The next development in handgun history after a practical revolver was the development of the semi-automatic pistol, which uses the energy of one shot to reload the next.
Typically recoil energy from a fired round is mechanically harnessed; however, pistols chambered for more powerful cartridges may be gas operated (e.g., Desert Eagle), or for less powerful cartridges, blowback.
Revolvers feed ammunition via the rotation of a cartridge-filled cylinder, in which each cartridge is contained in its own ignition chamber, and is sequentially brought into alignment with the firearms barrel by an indexing mechanism linked to the firearms trigger (double-action) or its hammer (single-action).
These nominally cylindrical chambers, usually numbering between five and ten depending on the size of the revolver and the size of the cartridge being fired, are bored through the cylinder so that their axes are parallel to the cylinder's axis of rotation; thus, as the cylinder rotates, the chambers revolve about the cylinder's axis.
An example of a single-shot pistol is the flare gun.
Although not intended to be a weapon, many variants have been made (See Flare gun).
Although handgun use often includes bracing with a second hand, the essential distinguishing characteristic of a handgun is its facility for one-handed operation.
The word "pistol" is often synonymous with the word "handgun".
By the 18th century, the term came to be used often to refer to handheld firearms.
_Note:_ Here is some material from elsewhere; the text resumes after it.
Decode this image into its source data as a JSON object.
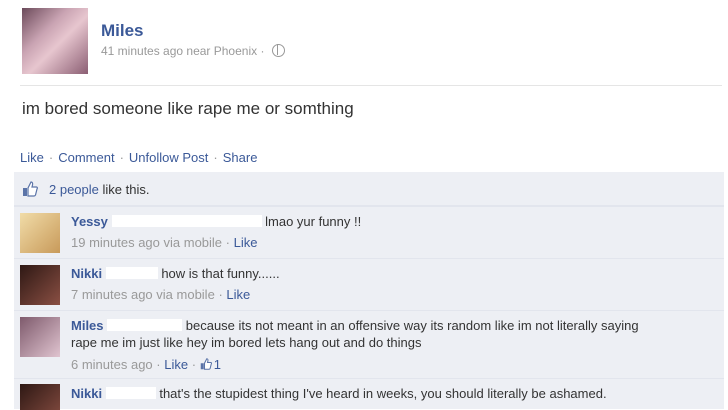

Practical revolver designs appeared in the 19th century, but it was not until the mid-twentieth century that the (sometimes-observed) differentiation in usage of the words "pistol" and "revolver" evolved among some speakers and the use of "handgun" became prevalent.
Some handgun experts make a technical distinction that views pistols as a subset of handguns.